With his trip to Cox’s Bazar, Mohamad is engaging in preventive diplomacy. He is trying to prevent the issue from further enlarging into an explosive issue that can drag ASEAN and South Asia into a structural conflict over the millions of Rohingya facing near-certain death.
Indeed, having strengthened all the necessary pillars in FPDA – by visiting Singapore, hosting the Australia and later the New Zealand delegation, in addition his UK trip – it seems Mohamad is emphasising the backbone of Malaysian defence diplomacy through FDPA.
This is why the trip to Bangladesh happened in August. In that month, Mohamad strengthened the confidence of the Malaysian peacekeepers in Lebanon, and sent a powerful signal to Myanmar that peace and freedom to all must be of paramount importance.
The following month, Mohamad went one step further: he visited the ASEAN Defence Ministers’ Meeting-Plus with Japan. Japan is critical precisely because the country in 1994, under then Foreign Minister Taro Nakayama, created the ASEAN Regional Forum from the ASEAN Post Ministerial Conference.
In this particular trip to Nagoya, Mohamad signed an MOU with Japan to enhance mutual humanitarian assistance, civil military cooperation, in addition to strengthening the Malaysian peacekeeping operations in Port Dickson, which has been ongoing since 2005.
It should be added Japan immediately pledged a donation of USD1 million to reinforce peacekeeping facilities. These are all major achievements, as they reflect a strategic continuation of the dialogue and method of cooperation with Japan. How? It was Nakayama who suggested a multilateral forum where all countries in Southeast Asia and Northeast Asia could hold annual defence dialogues.
By 2005, the ASEAN Defence Ministers’ Meeting-Plus took place in Kuala Lumpur, with a goal of consolidating the defence diplomacy of ASEAN member states and expanding the ambit of ASEAN’s defence collaboration with external dialogue partners, including China, Japan, South Korea, the United States.
If one observes all of Mohamad’s frenzied activities and trips, including the current one to the US, it is clear that he knows how intricate the defence portfolio has been since the 1960s.
This is why every single trip can be related to either ASEAN, FPDA, ASEAN Defence Ministers’ Meeting-Plus, and the UN.
The ’18-wheeler’ strategy
I would term this Mohamad’s 18-wheeler defence diplomacy, the metaphorical large truck that he drives taking the previous cargo forward.
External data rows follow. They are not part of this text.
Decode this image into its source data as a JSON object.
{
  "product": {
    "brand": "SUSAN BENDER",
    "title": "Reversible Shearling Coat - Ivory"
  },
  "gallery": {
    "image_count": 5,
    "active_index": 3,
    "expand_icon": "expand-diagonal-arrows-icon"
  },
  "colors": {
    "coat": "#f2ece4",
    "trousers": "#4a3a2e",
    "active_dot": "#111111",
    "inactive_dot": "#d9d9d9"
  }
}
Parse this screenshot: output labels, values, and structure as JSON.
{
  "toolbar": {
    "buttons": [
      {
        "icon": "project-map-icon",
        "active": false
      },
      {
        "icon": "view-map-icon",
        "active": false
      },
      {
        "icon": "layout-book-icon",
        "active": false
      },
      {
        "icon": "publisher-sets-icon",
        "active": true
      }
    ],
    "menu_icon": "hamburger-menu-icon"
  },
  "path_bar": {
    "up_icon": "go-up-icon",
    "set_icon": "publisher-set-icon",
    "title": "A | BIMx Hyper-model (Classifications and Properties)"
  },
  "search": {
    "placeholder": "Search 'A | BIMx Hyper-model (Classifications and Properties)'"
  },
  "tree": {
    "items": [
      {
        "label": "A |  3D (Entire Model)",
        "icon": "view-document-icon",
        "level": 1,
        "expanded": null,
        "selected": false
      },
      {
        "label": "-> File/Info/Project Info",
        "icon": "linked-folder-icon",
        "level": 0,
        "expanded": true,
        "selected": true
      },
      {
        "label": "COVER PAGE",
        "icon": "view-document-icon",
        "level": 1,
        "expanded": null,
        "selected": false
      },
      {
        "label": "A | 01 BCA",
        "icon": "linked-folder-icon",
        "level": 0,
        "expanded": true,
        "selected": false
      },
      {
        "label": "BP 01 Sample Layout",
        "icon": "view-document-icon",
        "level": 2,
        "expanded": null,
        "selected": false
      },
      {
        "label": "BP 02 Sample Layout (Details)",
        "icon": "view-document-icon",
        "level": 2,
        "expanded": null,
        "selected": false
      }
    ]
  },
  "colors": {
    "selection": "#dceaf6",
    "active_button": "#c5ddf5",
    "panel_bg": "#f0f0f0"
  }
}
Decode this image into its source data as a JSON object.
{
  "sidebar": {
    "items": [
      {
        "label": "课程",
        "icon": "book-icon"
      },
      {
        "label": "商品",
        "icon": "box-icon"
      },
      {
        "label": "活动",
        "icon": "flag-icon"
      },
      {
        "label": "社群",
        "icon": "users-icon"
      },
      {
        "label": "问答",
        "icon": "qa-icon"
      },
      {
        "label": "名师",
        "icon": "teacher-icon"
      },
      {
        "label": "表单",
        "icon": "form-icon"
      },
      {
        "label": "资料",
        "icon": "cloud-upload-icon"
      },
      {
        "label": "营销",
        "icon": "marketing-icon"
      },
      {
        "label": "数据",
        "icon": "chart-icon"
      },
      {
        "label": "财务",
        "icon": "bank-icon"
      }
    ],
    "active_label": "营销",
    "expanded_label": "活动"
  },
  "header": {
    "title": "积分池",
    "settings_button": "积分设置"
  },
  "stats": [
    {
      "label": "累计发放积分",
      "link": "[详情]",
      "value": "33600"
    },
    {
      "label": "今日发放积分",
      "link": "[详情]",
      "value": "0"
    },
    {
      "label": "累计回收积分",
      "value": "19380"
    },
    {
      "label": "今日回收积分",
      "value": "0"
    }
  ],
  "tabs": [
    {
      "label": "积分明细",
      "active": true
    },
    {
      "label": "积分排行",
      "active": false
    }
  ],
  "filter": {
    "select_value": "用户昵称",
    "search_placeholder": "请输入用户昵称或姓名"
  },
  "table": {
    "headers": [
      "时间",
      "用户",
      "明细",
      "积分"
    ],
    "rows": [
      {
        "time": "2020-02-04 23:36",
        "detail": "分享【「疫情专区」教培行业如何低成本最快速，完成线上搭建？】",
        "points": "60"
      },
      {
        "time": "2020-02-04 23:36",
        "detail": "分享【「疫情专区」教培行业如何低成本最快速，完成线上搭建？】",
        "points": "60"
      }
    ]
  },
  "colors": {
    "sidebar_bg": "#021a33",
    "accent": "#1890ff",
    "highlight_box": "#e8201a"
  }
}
The precious cargo is of course Malaysian sovereignty, regional equilibrium, and international peace.
And, this is all done in a way to further the parameters of the ‘Mahathir doctrine’, where battle ships should not linger in any parts of the South China Sea unless the goal is to jointly address the effects of piracy.
In this sense, Mohamad’s upcoming meetings with his counterparts in Manila and Malawi deserves more commendations.
Mohamad is trying to stabilise one of the world’s oldest conflicts that go all the way back to 16th century, when the Spanish conquistadors first arrived to upend the religious and racial balance of Mindanao and Manila.
One should remember that Mohamad is a humanitarian at heart. He knows that Philippines and Mindanao Autonomous Region are constantly hammered by natural disasters.
Unless Malaysia and Philippines can work together, complex humanitarian emergencies can lead to endemic poverty, and hopelessness, all of which are fuel of terrorism and kidnap for ransom groups, that can spill over into Sabah and Sarawak.
So to his critics in UMNO and PAS who said that Mohamad hasn’t been doing his homework, they must realise that it is they who have been sleeping on the job as the opposition.
PHAR KIM BENG was a multiple award-winning head teaching fellow on China and the Cultural Revolution in Harvard University.
The views expressed here are those of the author/contributor and do not necessarily represent the views of Malaysiakini.